From the entries, copy each line that includes "icon".

> SUPPLIED RECORDS
· · · · · · ·
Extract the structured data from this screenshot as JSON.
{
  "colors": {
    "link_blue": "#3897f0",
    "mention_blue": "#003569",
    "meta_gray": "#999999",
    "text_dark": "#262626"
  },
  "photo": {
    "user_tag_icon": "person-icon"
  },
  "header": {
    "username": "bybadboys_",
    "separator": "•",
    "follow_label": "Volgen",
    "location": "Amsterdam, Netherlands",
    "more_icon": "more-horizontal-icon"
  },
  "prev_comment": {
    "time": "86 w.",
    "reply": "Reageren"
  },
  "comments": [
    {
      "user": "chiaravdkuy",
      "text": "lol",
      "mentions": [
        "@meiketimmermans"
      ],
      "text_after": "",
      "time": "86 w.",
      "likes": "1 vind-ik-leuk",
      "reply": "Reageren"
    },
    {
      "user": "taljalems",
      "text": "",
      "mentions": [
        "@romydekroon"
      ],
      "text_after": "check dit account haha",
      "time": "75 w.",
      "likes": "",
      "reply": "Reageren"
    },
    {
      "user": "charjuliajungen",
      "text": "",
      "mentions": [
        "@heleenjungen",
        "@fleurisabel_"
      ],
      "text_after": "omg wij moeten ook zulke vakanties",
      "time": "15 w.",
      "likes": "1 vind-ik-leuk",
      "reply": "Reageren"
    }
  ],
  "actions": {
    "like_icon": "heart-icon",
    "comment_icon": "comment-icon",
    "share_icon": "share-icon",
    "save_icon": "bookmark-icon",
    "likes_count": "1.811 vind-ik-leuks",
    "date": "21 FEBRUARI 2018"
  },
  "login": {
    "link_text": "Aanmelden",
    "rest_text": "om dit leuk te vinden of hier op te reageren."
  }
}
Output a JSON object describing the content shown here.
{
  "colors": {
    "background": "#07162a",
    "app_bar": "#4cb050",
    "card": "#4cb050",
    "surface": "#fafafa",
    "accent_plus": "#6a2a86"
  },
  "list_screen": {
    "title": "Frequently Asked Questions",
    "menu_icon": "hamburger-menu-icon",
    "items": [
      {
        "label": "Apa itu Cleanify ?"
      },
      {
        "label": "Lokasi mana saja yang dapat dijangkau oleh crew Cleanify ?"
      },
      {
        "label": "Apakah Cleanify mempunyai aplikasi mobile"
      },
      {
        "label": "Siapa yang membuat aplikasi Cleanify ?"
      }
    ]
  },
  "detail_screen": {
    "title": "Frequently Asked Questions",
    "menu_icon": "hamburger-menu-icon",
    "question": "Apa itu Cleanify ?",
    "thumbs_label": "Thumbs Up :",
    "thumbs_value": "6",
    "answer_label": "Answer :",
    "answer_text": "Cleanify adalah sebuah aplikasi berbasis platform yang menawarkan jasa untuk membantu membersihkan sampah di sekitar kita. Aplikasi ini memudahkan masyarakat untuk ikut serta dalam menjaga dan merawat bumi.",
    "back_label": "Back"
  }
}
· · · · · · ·
> SOLUTION TO THE PROBLEM
    "user_tag_icon": "person-icon"
    "more_icon": "more-horizontal-icon"
    "like_icon": "heart-icon",
    "comment_icon": "comment-icon",
    "share_icon": "share-icon",
    "save_icon": "bookmark-icon",
    "menu_icon": "hamburger-menu-icon",
    "menu_icon": "hamburger-menu-icon",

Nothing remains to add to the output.